Investigation: After a few minutes walking in the room later an old issue came to my mind. I ran into it while I was working on a social network project last year. Javascript/jQuery(I didn`t find which one or both) used to act strange when loading invalid HTML with AJAX inside a page under IE.
"Ok, probably a badly closed tag or similar or other fix in a second thing" was my first thought but... unfortunately it turned to be more complex.

Speciality 2: Did I mention it was an HTML5 page? Yeah, I now that IE7&8 does not support HTML5 so we used modernizr but how to recall it on an HTML fragment.

Solution: My favorite StackOverflow come in hand with reloading-modernizr-after-ajax. Following the answer I visited innerShiv, downloaded the plugin and tried again. This time no error but also no reaction on the click - It looked like I was skipping something. Although this it is not explicitly said it looks like that if you don`t pass "false" as second argument of the innerShiv call as in the innershiv jQuery notes the JavaScript code is not executed. I added it and the problem was fixed.

Conclusion: Should I say that I hate IE? Yes, No, Maybe. In the matter of fact I doubt that there is a web developer that uses IE as a primary browser but I have to confess that this time we were both guilty(our developers team and the IE). We used an "invalid code", IE breaks our JavaScript - "eye for an eye" or whatever it is called. The important here is not whose fault it is but to learn from our mistakes.

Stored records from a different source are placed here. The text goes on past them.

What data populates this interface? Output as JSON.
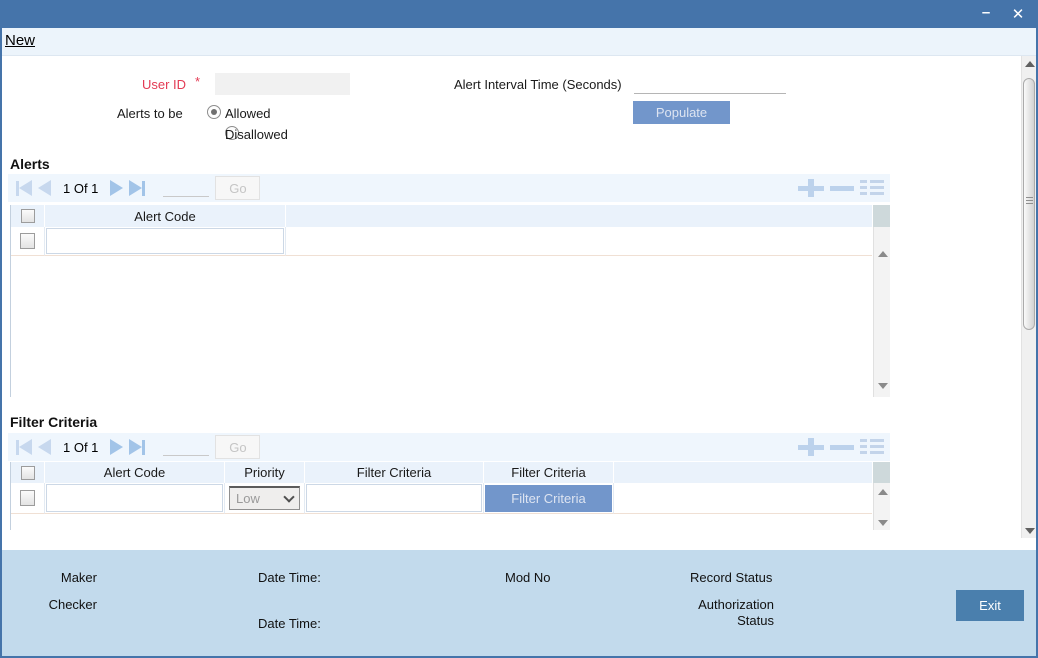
{
  "window": {
    "minimize_icon": "–",
    "close_icon": "✕"
  },
  "menubar": {
    "new_label": "New"
  },
  "form": {
    "user_id_label": "User ID",
    "required_marker": "*",
    "user_id_value": "",
    "alert_interval_label": "Alert Interval Time (Seconds)",
    "alert_interval_value": "",
    "alerts_to_be_label": "Alerts to be",
    "allowed_label": "Allowed",
    "disallowed_label": "Disallowed",
    "populate_label": "Populate"
  },
  "alerts_section": {
    "title": "Alerts",
    "pagination": {
      "page_text": "1 Of 1",
      "page_input_value": "",
      "go_label": "Go"
    },
    "columns": {
      "alert_code": "Alert Code"
    },
    "rows": [
      {
        "alert_code": ""
      }
    ]
  },
  "filter_section": {
    "title": "Filter Criteria",
    "pagination": {
      "page_text": "1 Of 1",
      "page_input_value": "",
      "go_label": "Go"
    },
    "columns": {
      "alert_code": "Alert Code",
      "priority": "Priority",
      "filter_criteria": "Filter Criteria",
      "filter_criteria_btn": "Filter Criteria"
    },
    "rows": [
      {
        "alert_code": "",
        "priority": "Low",
        "filter_criteria": "",
        "filter_button_label": "Filter Criteria"
      }
    ]
  },
  "footer": {
    "maker_label": "Maker",
    "checker_label": "Checker",
    "date_time_label": "Date Time:",
    "date_time_label_2": "Date Time:",
    "mod_no_label": "Mod No",
    "record_status_label": "Record Status",
    "authorization_status_label": "Authorization Status",
    "exit_label": "Exit"
  },
  "colors": {
    "titlebar": "#4574aa",
    "accent_button": "#7296cb",
    "exit_button": "#4a7fad",
    "footer_bg": "#c2daec",
    "required_red": "#e33b54",
    "pale_arrow": "#c7d8ee",
    "dark_arrow": "#a2c4e8"
  }
}
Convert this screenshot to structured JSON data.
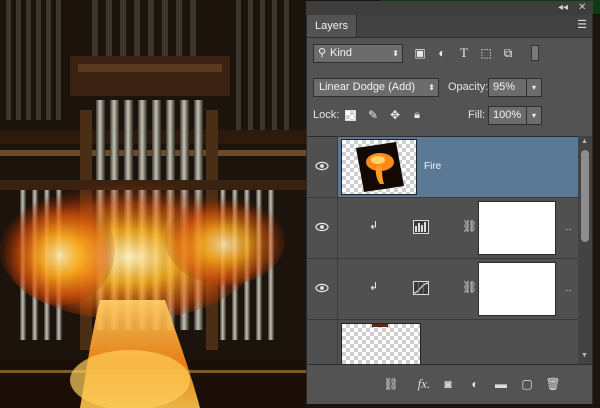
{
  "panel": {
    "tab_label": "Layers",
    "menu_icon": "panel-menu-icon",
    "collapse_icon": "collapse-icon",
    "close_icon": "close-icon"
  },
  "filter": {
    "kind_label": "Kind",
    "filter_icons": [
      "image-filter-icon",
      "adjustment-filter-icon",
      "type-filter-icon",
      "shape-filter-icon",
      "smart-object-filter-icon",
      "filter-toggle-icon"
    ]
  },
  "blend": {
    "mode": "Linear Dodge (Add)",
    "opacity_label": "Opacity:",
    "opacity_value": "95%"
  },
  "lock": {
    "lock_label": "Lock:",
    "lock_icons": [
      "lock-transparent-icon",
      "lock-image-icon",
      "lock-position-icon",
      "lock-all-icon"
    ],
    "fill_label": "Fill:",
    "fill_value": "100%"
  },
  "layers": [
    {
      "name": "Fire",
      "selected": true,
      "type": "image"
    },
    {
      "name": "",
      "selected": false,
      "type": "levels-adjustment",
      "clipped": true
    },
    {
      "name": "",
      "selected": false,
      "type": "curves-adjustment",
      "clipped": true
    },
    {
      "name": "",
      "selected": false,
      "type": "image"
    }
  ],
  "bottom_icons": [
    "link-layers-icon",
    "fx-icon",
    "add-mask-icon",
    "new-adjustment-icon",
    "new-group-icon",
    "new-layer-icon",
    "delete-icon"
  ],
  "colors": {
    "panel_bg": "#535353",
    "selected_layer": "#5a7995",
    "input_bg": "#6c6c6c"
  }
}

Blaming a two versions old browser is not beneficial to anyone. But this was a good experience and I am sure that I`ll meet this problem again.